First, let’s just look at the current snapshot of where the model’s year to date and overall the long term compared to it’s benchmarks.
As you can see the results are pretty good, year to date, and of course remain very strong over the longer term. On an absolute return basis the models are outperforming their respective risk indexes, except for the the technology index based models, TQQQ/TMF and QLD/TLT. In those cases, the returns vs risk (drawdowns) are still in favor of the VOL CURVE model. I don’t know many people who would tolerate a 70% drawdown.
Now let’s take a look at an update of the trades for a couple of the models, SPY/IEF, and SPY/TLT. The chart below shows performance of SPY vs the risk-off assets IEF and TLT during the risk-off period from Feb 24th to June 18th, 2020. During this period the SPY returned -2.73% with a -30.4% drawdown while IEF and TLT returned 6% and 8.6% with 0% and -3.5% drawdowns respectively. Pretty darn good and exactly what the model was intended to do.
The most frequent question I received during the risk-off period for the model was why it took the model so long to go back to risk-on when the market bottomed in mid to late March. The answer is that the model is deigned to avoid any really high level of volatility. Since volatility during the market’s recent drawdown and bounce back remained extremely elevated with respect to history, the model avoided going risk on until market volatility returned to a more normal level.

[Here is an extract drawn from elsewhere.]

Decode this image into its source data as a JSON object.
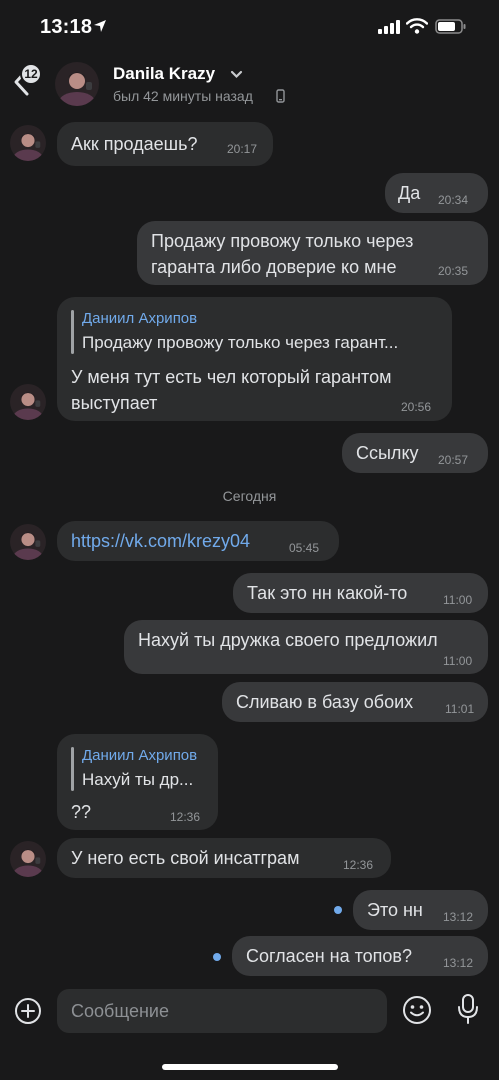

That is the gist of it. Of course, that begs the question is there a faster reacting version of the model which would catch market bounce backs sooner. Well, there is but it comes with some very nasty tradeoffs, mainly many whipsaws and a lot of trading, two things I am loathe to introduce into the model.
However, there is something that can be done. Basically, the approach is to introduce a mean reversion component to the model only when volatility reaches extreme levels. The rest of the time the model remains in ‘normal mode’. There is still some more whipsaws and trading but not too bad. The chart below shows the performance of this enhanced model over the same periods as the model above.
As you can see from the chart this mean reversion component would have made a huge difference in 2020. The enhanced model would have gone risk-off on the same date as the base model but back to risk-on on April 14th resulting in a large performance difference over the normal model. Over the longer term, the enhanced model provides better performance over the normal mode but with larger drawdowns and more trades (about 25% more trades). It seems to make more sense for the leveraged models than the non-leveraged models but that depends on your goals and risk-tolerance. I’ll be introducing the enhanced model to subscribers over the next few weeks.
Finally, I have been able to get access to a volatility dataset that allows me to take the model back to 1993. I’m still working on churning out all the data and backtests but the model holds up incredibly well over the full period from 1993 to today. So stayed tuned for an upcoming post on that.
** Note: The VOL CURVE model is part of the QuantPulse membership. If you’re interested in singing up, see here .